Detail of the tiled entrance to the staircase that leads to second-story apartments and (originally) offices in the Oppenheimer and Storie buildings. No, I didn't move cigarette butts.
I spent part of Sunday afternoon taking, processing and posting photos of Main Street District buildings, part of an ongoing and seemingy endless project that you can take a look at by hitting the "Chariton's Square Deal Blog" link in the sidebar here. Remember, that it's a work in progress.
One thing you notice while doing this sort of thing is the attention paid to detail when these old buildings were designed and built --- a thing of the past.
The tile work here is on the floors of entrances to the Oppenheimer and Lockwood buildings, two of four wonderfully harmonious buildings that went up during 1904 to replace earlier buildings destroyed in a disastrous fire of January, that year. That fire took out earlier buildings owned by the Lockwood, Storie and Oppenheimer families as well as the massive Mallory Opera Block.
The four "new" buildings are (from the right) Hollinger & Larimer, Oppenheimer, Storie and Lockwood.

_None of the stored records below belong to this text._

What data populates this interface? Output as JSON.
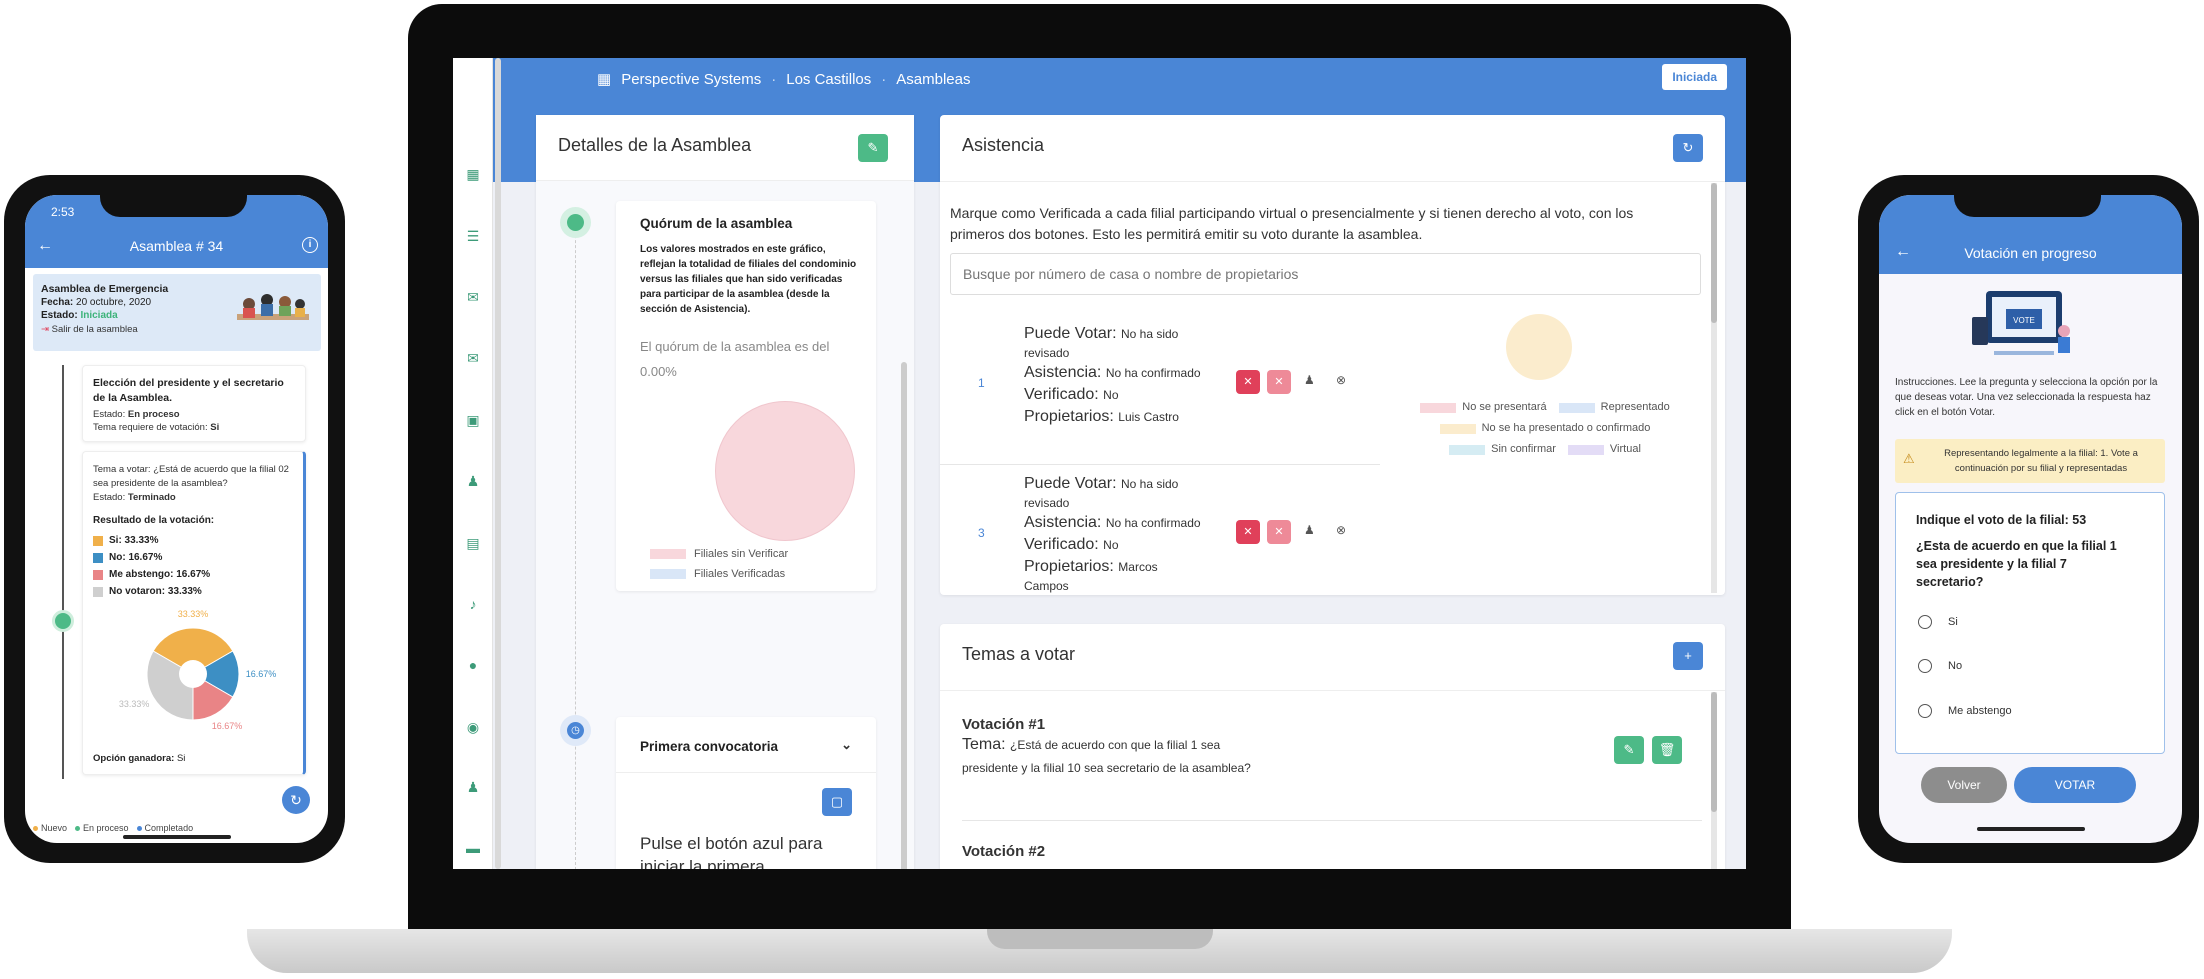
{
  "laptop": {
    "breadcrumb": [
      "Perspective Systems",
      "Los Castillos",
      "Asambleas"
    ],
    "status_badge": "Iniciada",
    "details": {
      "title": "Detalles de la Asamblea",
      "quorum_title": "Quórum de la asamblea",
      "quorum_desc": "Los valores mostrados en este gráfico, reflejan la totalidad de filiales del condominio versus las filiales que han sido verificadas para participar de la asamblea (desde la sección de Asistencia).",
      "quorum_text": "El quórum de la asamblea es del",
      "quorum_value": "0.00%",
      "legend": [
        "Filiales sin Verificar",
        "Filiales Verificadas"
      ],
      "legend_colors": [
        "#f8d7dc",
        "#d9e6f7"
      ],
      "convocatoria": "Primera convocatoria",
      "convocatoria_text": "Pulse el botón azul para iniciar la primera convocatoria. Primera convocatoria configurada"
    },
    "attendance": {
      "title": "Asistencia",
      "instructions": "Marque como Verificada a cada filial participando virtual o presencialmente y si tienen derecho al voto, con los primeros dos botones. Esto les permitirá emitir su voto durante la asamblea.",
      "search_placeholder": "Busque por número de casa o nombre de propietarios",
      "rows": [
        {
          "num": "1",
          "puede_label": "Puede Votar:",
          "puede": "No ha sido",
          "puede2": "revisado",
          "asis_label": "Asistencia:",
          "asis": "No ha confirmado",
          "ver_label": "Verificado:",
          "ver": "No",
          "prop_label": "Propietarios:",
          "prop": "Luis Castro",
          "prop2": ""
        },
        {
          "num": "3",
          "puede_label": "Puede Votar:",
          "puede": "No ha sido",
          "puede2": "revisado",
          "asis_label": "Asistencia:",
          "asis": "No ha confirmado",
          "ver_label": "Verificado:",
          "ver": "No",
          "prop_label": "Propietarios:",
          "prop": "Marcos",
          "prop2": "Campos"
        }
      ],
      "legend": [
        "No se presentará",
        "Representado",
        "No se ha presentado o confirmado",
        "Sin confirmar",
        "Virtual"
      ],
      "legend_colors": [
        "#f8d7dc",
        "#d9e6f7",
        "#fbeccd",
        "#d5ecf3",
        "#e3dcf6"
      ]
    },
    "topics": {
      "title": "Temas a votar",
      "items": [
        {
          "title": "Votación #1",
          "tema_label": "Tema:",
          "tema": "¿Está de acuerdo con que la filial 1 sea presidente y la filial 10 sea secretario de la asamblea?"
        },
        {
          "title": "Votación #2"
        }
      ]
    }
  },
  "phone_left": {
    "time": "2:53",
    "title": "Asamblea # 34",
    "event": {
      "name": "Asamblea de Emergencia",
      "fecha_label": "Fecha:",
      "fecha": "20 octubre, 2020",
      "estado_label": "Estado:",
      "estado": "Iniciada",
      "exit": "Salir de la asamblea"
    },
    "item1": {
      "title": "Elección del presidente y el secretario de la Asamblea.",
      "estado_label": "Estado:",
      "estado": "En proceso",
      "req_label": "Tema requiere de votación:",
      "req": "Si"
    },
    "item2": {
      "tema": "Tema a votar: ¿Está de acuerdo que la filial 02 sea presidente de la asamblea?",
      "estado_label": "Estado:",
      "estado": "Terminado",
      "result_title": "Resultado de la votación:",
      "results": [
        {
          "label": "Si: 33.33%",
          "color": "#f0b04a"
        },
        {
          "label": "No: 16.67%",
          "color": "#3d8fc4"
        },
        {
          "label": "Me abstengo: 16.67%",
          "color": "#e98486"
        },
        {
          "label": "No votaron: 33.33%",
          "color": "#cfcfcf"
        }
      ],
      "winner_label": "Opción ganadora:",
      "winner": "Si"
    },
    "chart_data": {
      "type": "pie",
      "categories": [
        "Si",
        "No",
        "Me abstengo",
        "No votaron"
      ],
      "values": [
        33.33,
        16.67,
        16.67,
        33.33
      ],
      "labels": [
        "33.33%",
        "16.67%",
        "16.67%",
        "33.33%"
      ],
      "colors": [
        "#f0b04a",
        "#3d8fc4",
        "#e98486",
        "#cfcfcf"
      ]
    },
    "legend": [
      "Nuevo",
      "En proceso",
      "Completado"
    ],
    "legend_colors": [
      "#f0b04a",
      "#4dba87",
      "#4a86d6"
    ]
  },
  "phone_right": {
    "title": "Votación en progreso",
    "instructions": "Instrucciones. Lee la pregunta y selecciona la opción por la que deseas votar. Una vez seleccionada la respuesta haz click en el botón Votar.",
    "warning": "Representando legalmente a la filial: 1. Vote a continuación por su filial y representadas",
    "vote_title": "Indique el voto de la filial: 53",
    "question": "¿Esta de acuerdo en que la filial 1 sea presidente y la filial 7 secretario?",
    "options": [
      "Si",
      "No",
      "Me abstengo"
    ],
    "back": "Volver",
    "vote": "VOTAR",
    "illustration": "VOTE"
  }
}
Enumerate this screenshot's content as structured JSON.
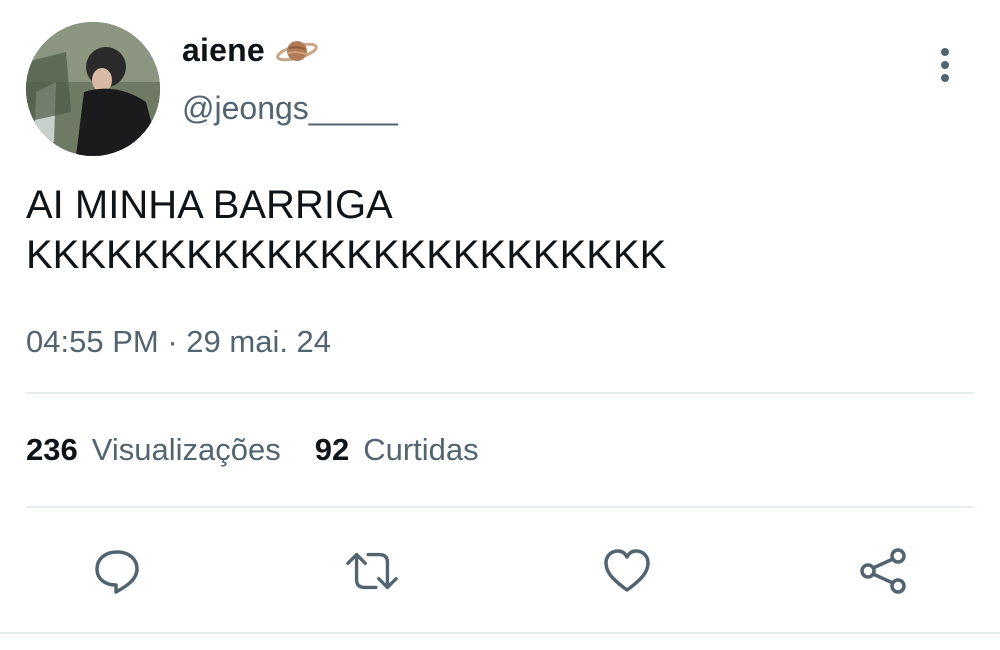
{
  "author": {
    "display_name": "aiene",
    "name_emoji": "planet-icon",
    "handle": "@jeongs_____"
  },
  "tweet": {
    "text": "AI MINHA BARRIGA\nKKKKKKKKKKKKKKKKKKKKKKKK",
    "time": "04:55 PM",
    "separator": "·",
    "date": "29 mai. 24"
  },
  "stats": {
    "views_count": "236",
    "views_label": "Visualizações",
    "likes_count": "92",
    "likes_label": "Curtidas"
  },
  "actions": [
    "reply-icon",
    "retweet-icon",
    "like-icon",
    "share-icon"
  ],
  "colors": {
    "text": "#0f1419",
    "secondary": "#536471",
    "divider": "#e6ecf0",
    "icon": "#536471"
  }
}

There probably were similar tiled entrances to the Storie and Holliger & Larimer buildings, but these have been swept away by later renovations. This type of work also is evident in the entry to the east-side State Theater Building, very similar to the Lockwood Building.
Here is a complete view of the Oppenheimer-Storie staircase entry --- there obviously is no janitor here to sweep the entrance that now serves upstairs apartments.
And these are the entrances to the two storefronts in the Oppenheimer Building. Yes, I could have moved the mats --- but I didn't.
And here is the entrance to the Lockwood Building, now unoccupied and for sale. Although I've never seen it, the second-floor apartment in the Lockwood Building is reportedly among the most elaborate around the square since it was designed as the home of the Lockwoods, who operated a jewelry store in this building.
The most likely candidate for designer of these four buildings is Chariton architect and contractor O.A. Hougland, but so far at least nothing has turned up to confirm that.